**** Working data ****

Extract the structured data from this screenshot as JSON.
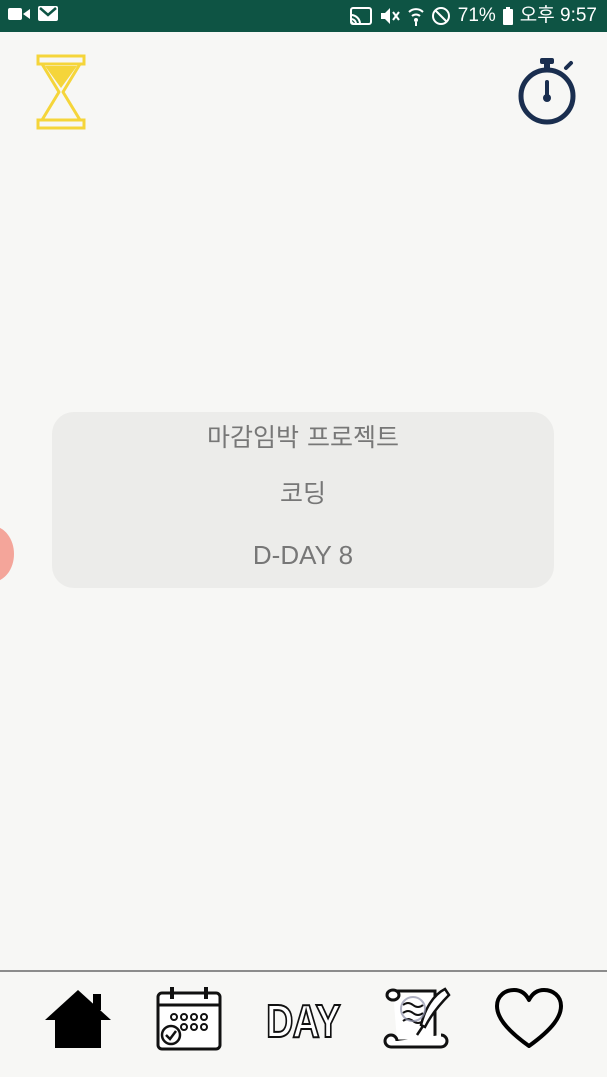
{
  "status_bar": {
    "battery_percent": "71%",
    "time": "오후 9:57",
    "icons": [
      "video-icon",
      "gmail-icon",
      "cast-icon",
      "mute-icon",
      "wifi-icon",
      "do-not-disturb-icon",
      "battery-icon"
    ]
  },
  "header": {
    "left_icon": "hourglass-icon",
    "right_icon": "stopwatch-icon"
  },
  "card": {
    "title": "마감임박 프로젝트",
    "subtitle": "코딩",
    "dday": "D-DAY 8"
  },
  "bottom_nav": {
    "items": [
      {
        "name": "home",
        "icon": "home-icon"
      },
      {
        "name": "calendar",
        "icon": "calendar-check-icon"
      },
      {
        "name": "day",
        "label": "DAY"
      },
      {
        "name": "diary",
        "icon": "scroll-quill-icon"
      },
      {
        "name": "favorites",
        "icon": "heart-icon"
      }
    ]
  },
  "colors": {
    "status_bar": "#0e5444",
    "hourglass": "#f5d53a",
    "stopwatch": "#1a2e4f",
    "card_bg": "#ececea",
    "card_text": "#777777",
    "side_dot": "#f4a59a"
  }
}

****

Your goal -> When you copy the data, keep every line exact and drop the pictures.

Solution ->
Extract the structured data from this screenshot as JSON.
{
  "status_bar": {
    "battery_percent": "71%",
    "time": "오후 9:57",
    "icons": [
      "video-icon",
      "gmail-icon",
      "cast-icon",
      "mute-icon",
      "wifi-icon",
      "do-not-disturb-icon",
      "battery-icon"
    ]
  },
  "header": {
    "left_icon": "hourglass-icon",
    "right_icon": "stopwatch-icon"
  },
  "card": {
    "title": "마감임박 프로젝트",
    "subtitle": "코딩",
    "dday": "D-DAY 8"
  },
  "bottom_nav": {
    "items": [
      {
        "name": "home",
        "icon": "home-icon"
      },
      {
        "name": "calendar",
        "icon": "calendar-check-icon"
      },
      {
        "name": "day",
        "label": "DAY"
      },
      {
        "name": "diary",
        "icon": "scroll-quill-icon"
      },
      {
        "name": "favorites",
        "icon": "heart-icon"
      }
    ]
  },
  "colors": {
    "status_bar": "#0e5444",
    "hourglass": "#f5d53a",
    "stopwatch": "#1a2e4f",
    "card_bg": "#ececea",
    "card_text": "#777777",
    "side_dot": "#f4a59a"
  }
}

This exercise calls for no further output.